Regulated non-quarantine pest Project

An EU funded project for the benefit of the whole EPPO region

NAME OF THE ORGANISM: Stagonosporopsis chrysanthemi (Didymella ligulicola) (MYCOLG)


Name as submitted in the project specification (if different to the preferred name):

Pest category:

1- Identity of the pest/Level of taxonomic listing:

Is the organism clearly a single taxonomic entity and can it be adequately distinguished from other entities of the same rank?

Is the pest defined at the species level or lower?:

Can listing of the pest at a taxonomic level higher than species be supported by scientific reasons or can species be identified within the taxonomic rank which are the (main) pests of concern?
  • Not relevant: Ornamental sector
Is it justified that the pest is listed at a taxonomic rank below species level?
Not relevant

  • Candidate: Ornamental sector
2 – Status in the EU:
Is this pest already a quarantine pest for the whole EU?

Presence in the EU:

List of countries (EPPO Global Database):
Belgium (2007); France (1992); Germany (1993); Ireland (1993); Italy (1992); Lithuania (2010); Luxembourg (1992); Poland (1992); Romania (1992); Slovakia (1994); United Kingdom (1996); United Kingdom/England (1994); United Kingdom/Northern Ireland (1994); United Kingdom/Channel Islands (1994)


Justification (if necessary):
Data of the presence of this pest on the EU territory are available in EPPO Global Database (

HOST PLANT N°1: Chrysanthemum (Dendranthema) (1DDMG) for the Ornamental sector.

Origin of the listing:

Plants for planting:
Plants intended for planting, other than seeds

3 - Is the pest already listed in a PM4 standard on the concerned host plant?
Evaluation continues

4 - Are the listed plants for planting the main* pathway for the "pest/host/intended use" combination? (*: significant compared to others):

Cultivars of Chrysanthemum × morifolium for cut flowers and pot chrysanthemum are mostly grown in protected cultivation, while multiflora plants (garden chrysanthemum) are mainly grown outdoors.

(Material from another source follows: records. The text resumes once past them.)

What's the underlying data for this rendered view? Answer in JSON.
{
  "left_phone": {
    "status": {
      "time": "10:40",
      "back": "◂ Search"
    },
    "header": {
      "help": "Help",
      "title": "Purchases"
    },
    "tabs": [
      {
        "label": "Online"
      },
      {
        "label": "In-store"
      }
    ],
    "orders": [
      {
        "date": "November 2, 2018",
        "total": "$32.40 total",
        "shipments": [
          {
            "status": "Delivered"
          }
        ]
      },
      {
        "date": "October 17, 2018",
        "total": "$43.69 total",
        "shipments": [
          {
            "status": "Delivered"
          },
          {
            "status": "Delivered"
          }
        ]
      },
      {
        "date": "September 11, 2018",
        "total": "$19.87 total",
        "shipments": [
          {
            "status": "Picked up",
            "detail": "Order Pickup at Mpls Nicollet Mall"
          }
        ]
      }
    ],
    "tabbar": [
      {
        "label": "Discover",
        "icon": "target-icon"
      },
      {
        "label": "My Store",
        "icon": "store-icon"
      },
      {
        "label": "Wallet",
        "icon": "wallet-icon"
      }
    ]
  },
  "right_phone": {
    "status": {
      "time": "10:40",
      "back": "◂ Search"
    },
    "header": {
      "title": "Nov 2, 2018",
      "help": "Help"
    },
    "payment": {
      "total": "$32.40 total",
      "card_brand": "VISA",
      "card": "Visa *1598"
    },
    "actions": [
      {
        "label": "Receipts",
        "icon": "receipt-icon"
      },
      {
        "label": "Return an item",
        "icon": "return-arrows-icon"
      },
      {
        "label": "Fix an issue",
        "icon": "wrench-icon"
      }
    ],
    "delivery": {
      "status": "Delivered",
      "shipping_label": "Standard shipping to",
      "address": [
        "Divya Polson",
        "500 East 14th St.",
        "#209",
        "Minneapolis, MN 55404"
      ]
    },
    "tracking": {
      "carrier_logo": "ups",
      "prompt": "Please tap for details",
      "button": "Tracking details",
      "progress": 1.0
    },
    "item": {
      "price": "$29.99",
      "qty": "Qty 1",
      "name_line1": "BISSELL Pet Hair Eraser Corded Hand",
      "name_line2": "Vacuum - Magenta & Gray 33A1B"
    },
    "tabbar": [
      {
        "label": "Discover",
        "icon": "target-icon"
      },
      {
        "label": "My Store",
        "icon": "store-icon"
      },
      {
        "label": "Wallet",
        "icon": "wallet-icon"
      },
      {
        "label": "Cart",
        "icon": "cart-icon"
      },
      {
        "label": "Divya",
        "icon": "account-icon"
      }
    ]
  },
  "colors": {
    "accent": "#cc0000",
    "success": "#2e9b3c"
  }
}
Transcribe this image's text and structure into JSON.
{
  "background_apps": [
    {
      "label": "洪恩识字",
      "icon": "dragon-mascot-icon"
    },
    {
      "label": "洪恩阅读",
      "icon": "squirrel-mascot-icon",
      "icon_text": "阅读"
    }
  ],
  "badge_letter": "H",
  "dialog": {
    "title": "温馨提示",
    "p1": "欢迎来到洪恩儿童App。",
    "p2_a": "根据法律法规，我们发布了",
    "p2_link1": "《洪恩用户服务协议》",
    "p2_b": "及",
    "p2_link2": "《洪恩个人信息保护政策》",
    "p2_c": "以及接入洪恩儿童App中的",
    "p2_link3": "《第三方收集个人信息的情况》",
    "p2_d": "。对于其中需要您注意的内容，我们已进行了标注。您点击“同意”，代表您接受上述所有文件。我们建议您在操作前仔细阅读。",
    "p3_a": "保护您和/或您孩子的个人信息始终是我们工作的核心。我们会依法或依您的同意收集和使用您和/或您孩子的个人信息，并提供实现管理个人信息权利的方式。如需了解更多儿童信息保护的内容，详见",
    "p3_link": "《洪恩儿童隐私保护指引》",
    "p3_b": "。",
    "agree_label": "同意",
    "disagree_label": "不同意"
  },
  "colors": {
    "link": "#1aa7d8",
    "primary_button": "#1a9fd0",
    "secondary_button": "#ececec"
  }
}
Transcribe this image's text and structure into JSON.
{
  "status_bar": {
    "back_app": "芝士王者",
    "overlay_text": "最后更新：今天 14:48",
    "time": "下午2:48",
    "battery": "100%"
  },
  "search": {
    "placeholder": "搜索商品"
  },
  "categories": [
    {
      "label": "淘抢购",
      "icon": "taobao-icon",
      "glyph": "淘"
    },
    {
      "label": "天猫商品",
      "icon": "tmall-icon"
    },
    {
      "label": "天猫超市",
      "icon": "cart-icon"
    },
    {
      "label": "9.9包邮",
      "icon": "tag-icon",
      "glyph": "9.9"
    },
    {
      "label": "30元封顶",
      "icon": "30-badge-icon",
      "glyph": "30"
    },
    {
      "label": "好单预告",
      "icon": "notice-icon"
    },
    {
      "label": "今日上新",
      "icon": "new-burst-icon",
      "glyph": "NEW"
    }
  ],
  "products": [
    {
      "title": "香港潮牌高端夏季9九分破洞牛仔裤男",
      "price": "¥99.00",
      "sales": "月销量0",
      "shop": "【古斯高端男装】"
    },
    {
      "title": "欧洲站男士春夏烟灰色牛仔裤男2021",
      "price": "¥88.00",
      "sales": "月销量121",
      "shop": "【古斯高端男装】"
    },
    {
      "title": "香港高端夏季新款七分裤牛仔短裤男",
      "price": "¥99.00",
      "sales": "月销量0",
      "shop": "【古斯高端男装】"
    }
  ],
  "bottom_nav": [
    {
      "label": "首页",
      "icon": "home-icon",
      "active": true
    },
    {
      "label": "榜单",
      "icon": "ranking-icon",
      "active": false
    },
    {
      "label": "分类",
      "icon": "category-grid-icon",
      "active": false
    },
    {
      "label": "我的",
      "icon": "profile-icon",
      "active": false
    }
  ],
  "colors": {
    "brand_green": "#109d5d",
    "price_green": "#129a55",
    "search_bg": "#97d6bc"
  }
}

Production under a protected cropping system is under strict sanitation processes that prevent infection from the surrounding environment or previous crops. Spread from outside into a protected cropping system could potentially be by airborne ascospores within approximately 400m, whereas conidia are dispersed over short distances through rain splash or irrigation. However, for protected crops this is less likely to occur than for outside crops. Also spread could be by introduced infected cut flowers or pot plants, however these are under grower and legislative control, and no examples of outbreaks arising from these sources were given (EFSA PLH, 2013).
In conclusion, plants for planting are a pathway and are considered the main significant pathway compared to others for crops grown in protected conditions, and also probably to crops grown outside, unless in close proximity to other infected crops.

5 - Economic impact:

Are there documented reports of any economic impact on the host?

No recent reports on the effects of S. chrysanthemi on chrysanthemum crops have been found in the EU by the PLH Panel in the published literature, though in the past severe losses have occurred in other countries (EFSA PLH, 2013). Under the current host plant production system and the EU legislation, the overall impact of S. chrysanthemi in the EU is minor though in the absence of the EU legislation and of a [voluntary] certification scheme for the production of host plant propagation material, the potential impacts of S. chrysanthemi would increase (EFSA PLH, 2013).

What is the likely economic impact of the pest irrespective of its infestation source in the absence of phytosanitary measures? (= official measures)

Is the economic impact due to the presence of the pest on the named host plant for planting, acceptable to the propagation and end user sectors concerned?

Is there unacceptable economic impact caused to other hosts (or the same host with a different intended use) produced at the same place of production due to the transfer of the pest from the named host plant for planting?

Not candidate

There is no added value for regulation above the 'substantially free from requirement': no problem in professional production systems and these systems are standard way of working).

Disqualified: Acceptable economic impact under current production systems and substantially free from requirement considered to be sufficient.

8 - Tolerance level:

Is there a need to change the Tolerance level:

Proposed Tolerance levels:

9 - Risk management measures:

Is there a need to change the Risk management measure:

Proposed Risk management measure:

  • EFSA Panel on Plant Health (PLH) (2013) Scientific Opinion on the risks to plant health posed by Stagonosporopsis chrysanthemi (Stevens) Crous, Vaghefi and Taylor [Didymella ligulicola (Baker, Dimock and Davis) Arx var. ligulicola; syn. Didymella ligulicola (Baker, Dimock and Davis) Arx] in the EU territory, with identification and evaluation of risk reduction options. EFSA Journal 11, 3376. Available online:;